Disbelief was my first reaction; that our High Court has initiated contempt proceedings against ‘Tamil Hindu’ and its columnist Samas for allegedly scandalizing the Court through his column. I found the extract of that ‘contemptuous column’, which to my relief presents few well known statistics on the socio economic status of the prisoners all over India. The author, while concluding tried to take a pot shot upon the justice delivery system; not in his own words but by hiding behind what Periyar EVR said several years ago; so much for the courage of our columnists!
A rather dull and insipid attempt, I must say from what I had read in that extract but still our High Court found it to be offensive enough, warranting criminal contempt proceedings.
The High Court in my opinion, by initiating this contempt proceeding is setting a wrong precedent and this may ultimately end up in wasting the precious time of the Court; an introspection would have soothed the conscience, if it is really scandalized. This proceeding will compel the High Court into examining and to answer whether its anger violates the right of the common public to know and the duty of the press to inform and educate.
From what I have observed in all these years at the High Court, the usually pliant TN press is maintaining a good equation with the High Court even at the cost of its own credibility. Carefully avoiding what is awkward and inconvenient, the press normally concentrates only on reporting the judgments with prominence; justified as such reporting of judgments shall help in educating common man about their rights and obligations and in keeping the faith in the Judiciary. The question Samas asked in his column and his statistics is insignificant in comparison to what is being written and discussed about the Judiciary in the Social media or in the corridors of the Courts.
The High Court shall remind itself what the Supreme Court famously said in Arundhati Roy’s case that the ‘Court's shoulders are broad enough to shrug off the comments’ I would like to differ, add or supplement; the comments are to be carried like a cross and no to be shrugged off and be forgotten; Jesus did not shrug off the sins of humanity but stepped forward to accept responsibility by bearing the cross himself.
These are testing times for the Judiciary not only in Tamilnadu but all over India. We cannot hide the nagging feeling with which we are dogged that the Judiciary is suffering ‘Trust Deficit’ among the common public; irrespective of the legal niceties involved in the Jeyalalitha assets case and the Salman Khan bail controversy what we hear from the ordinary citizens whom we encounter in the street is not encouraging but embarrassing.
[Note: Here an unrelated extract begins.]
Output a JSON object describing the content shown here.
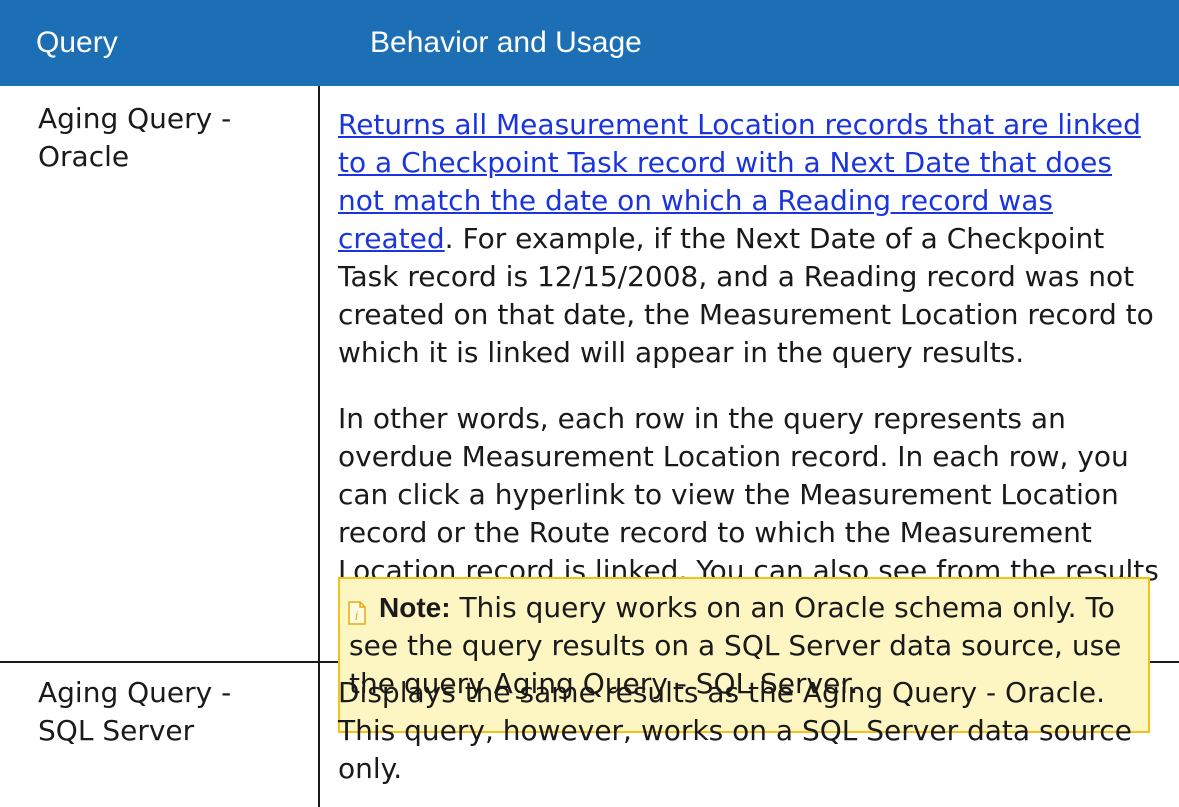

Civil contempt may be armor, protecting the majesty of the court but Criminal contempt is a sword; the problem is that it takes the shape of a double edged sword and only when it is comfortable to wield, the court has to take it.
This is definitely not the best time for the courts to test such expertise…